- Task inputs -
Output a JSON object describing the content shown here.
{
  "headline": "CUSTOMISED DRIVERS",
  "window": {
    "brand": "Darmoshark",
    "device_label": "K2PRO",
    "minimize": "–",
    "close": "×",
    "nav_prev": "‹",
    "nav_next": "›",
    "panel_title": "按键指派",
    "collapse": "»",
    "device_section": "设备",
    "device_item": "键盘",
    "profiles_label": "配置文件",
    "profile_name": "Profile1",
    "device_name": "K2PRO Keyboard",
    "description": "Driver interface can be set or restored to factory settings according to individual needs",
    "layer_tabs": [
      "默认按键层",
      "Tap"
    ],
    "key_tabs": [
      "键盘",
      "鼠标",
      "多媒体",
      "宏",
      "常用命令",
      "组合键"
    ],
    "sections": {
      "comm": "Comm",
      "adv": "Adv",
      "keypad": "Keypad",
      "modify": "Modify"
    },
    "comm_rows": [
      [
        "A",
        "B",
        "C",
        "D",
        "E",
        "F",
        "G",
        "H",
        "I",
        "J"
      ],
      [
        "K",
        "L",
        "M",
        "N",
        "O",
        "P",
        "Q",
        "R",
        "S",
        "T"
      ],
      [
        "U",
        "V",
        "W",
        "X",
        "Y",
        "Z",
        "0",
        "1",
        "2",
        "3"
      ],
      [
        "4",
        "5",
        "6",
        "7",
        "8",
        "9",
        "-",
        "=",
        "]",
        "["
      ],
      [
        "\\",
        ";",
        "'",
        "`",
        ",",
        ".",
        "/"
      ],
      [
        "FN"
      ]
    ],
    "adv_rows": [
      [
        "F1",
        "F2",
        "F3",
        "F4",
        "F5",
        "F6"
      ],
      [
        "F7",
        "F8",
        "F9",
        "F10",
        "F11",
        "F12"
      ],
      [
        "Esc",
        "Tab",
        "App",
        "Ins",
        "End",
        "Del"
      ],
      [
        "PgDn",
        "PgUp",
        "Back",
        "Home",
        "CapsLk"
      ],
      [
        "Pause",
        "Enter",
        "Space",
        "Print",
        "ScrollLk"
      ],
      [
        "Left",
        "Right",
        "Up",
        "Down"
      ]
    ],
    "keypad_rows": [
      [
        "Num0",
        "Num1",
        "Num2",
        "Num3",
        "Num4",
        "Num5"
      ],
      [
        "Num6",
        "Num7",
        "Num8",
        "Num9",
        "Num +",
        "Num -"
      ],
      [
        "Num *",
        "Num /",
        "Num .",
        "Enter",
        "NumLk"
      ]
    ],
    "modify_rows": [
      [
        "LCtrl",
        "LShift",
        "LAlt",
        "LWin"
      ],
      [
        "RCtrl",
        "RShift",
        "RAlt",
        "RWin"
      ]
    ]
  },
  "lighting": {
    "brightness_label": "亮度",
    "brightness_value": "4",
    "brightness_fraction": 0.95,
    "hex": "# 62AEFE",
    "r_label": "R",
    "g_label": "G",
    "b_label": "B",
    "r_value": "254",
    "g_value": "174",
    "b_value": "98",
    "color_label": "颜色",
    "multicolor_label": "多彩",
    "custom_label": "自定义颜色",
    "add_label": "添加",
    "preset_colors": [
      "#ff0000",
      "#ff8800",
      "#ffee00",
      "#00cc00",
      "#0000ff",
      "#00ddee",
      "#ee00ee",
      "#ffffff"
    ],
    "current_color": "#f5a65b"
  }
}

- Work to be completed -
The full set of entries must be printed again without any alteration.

- Output of the exercise -
Output a JSON object describing the content shown here.
{
  "headline": "CUSTOMISED DRIVERS",
  "window": {
    "brand": "Darmoshark",
    "device_label": "K2PRO",
    "minimize": "–",
    "close": "×",
    "nav_prev": "‹",
    "nav_next": "›",
    "panel_title": "按键指派",
    "collapse": "»",
    "device_section": "设备",
    "device_item": "键盘",
    "profiles_label": "配置文件",
    "profile_name": "Profile1",
    "device_name": "K2PRO Keyboard",
    "description": "Driver interface can be set or restored to factory settings according to individual needs",
    "layer_tabs": [
      "默认按键层",
      "Tap"
    ],
    "key_tabs": [
      "键盘",
      "鼠标",
      "多媒体",
      "宏",
      "常用命令",
      "组合键"
    ],
    "sections": {
      "comm": "Comm",
      "adv": "Adv",
      "keypad": "Keypad",
      "modify": "Modify"
    },
    "comm_rows": [
      [
        "A",
        "B",
        "C",
        "D",
        "E",
        "F",
        "G",
        "H",
        "I",
        "J"
      ],
      [
        "K",
        "L",
        "M",
        "N",
        "O",
        "P",
        "Q",
        "R",
        "S",
        "T"
      ],
      [
        "U",
        "V",
        "W",
        "X",
        "Y",
        "Z",
        "0",
        "1",
        "2",
        "3"
      ],
      [
        "4",
        "5",
        "6",
        "7",
        "8",
        "9",
        "-",
        "=",
        "]",
        "["
      ],
      [
        "\\",
        ";",
        "'",
        "`",
        ",",
        ".",
        "/"
      ],
      [
        "FN"
      ]
    ],
    "adv_rows": [
      [
        "F1",
        "F2",
        "F3",
        "F4",
        "F5",
        "F6"
      ],
      [
        "F7",
        "F8",
        "F9",
        "F10",
        "F11",
        "F12"
      ],
      [
        "Esc",
        "Tab",
        "App",
        "Ins",
        "End",
        "Del"
      ],
      [
        "PgDn",
        "PgUp",
        "Back",
        "Home",
        "CapsLk"
      ],
      [
        "Pause",
        "Enter",
        "Space",
        "Print",
        "ScrollLk"
      ],
      [
        "Left",
        "Right",
        "Up",
        "Down"
      ]
    ],
    "keypad_rows": [
      [
        "Num0",
        "Num1",
        "Num2",
        "Num3",
        "Num4",
        "Num5"
      ],
      [
        "Num6",
        "Num7",
        "Num8",
        "Num9",
        "Num +",
        "Num -"
      ],
      [
        "Num *",
        "Num /",
        "Num .",
        "Enter",
        "NumLk"
      ]
    ],
    "modify_rows": [
      [
        "LCtrl",
        "LShift",
        "LAlt",
        "LWin"
      ],
      [
        "RCtrl",
        "RShift",
        "RAlt",
        "RWin"
      ]
    ]
  },
  "lighting": {
    "brightness_label": "亮度",
    "brightness_value": "4",
    "brightness_fraction": 0.95,
    "hex": "# 62AEFE",
    "r_label": "R",
    "g_label": "G",
    "b_label": "B",
    "r_value": "254",
    "g_value": "174",
    "b_value": "98",
    "color_label": "颜色",
    "multicolor_label": "多彩",
    "custom_label": "自定义颜色",
    "add_label": "添加",
    "preset_colors": [
      "#ff0000",
      "#ff8800",
      "#ffee00",
      "#00cc00",
      "#0000ff",
      "#00ddee",
      "#ee00ee",
      "#ffffff"
    ],
    "current_color": "#f5a65b"
  }
}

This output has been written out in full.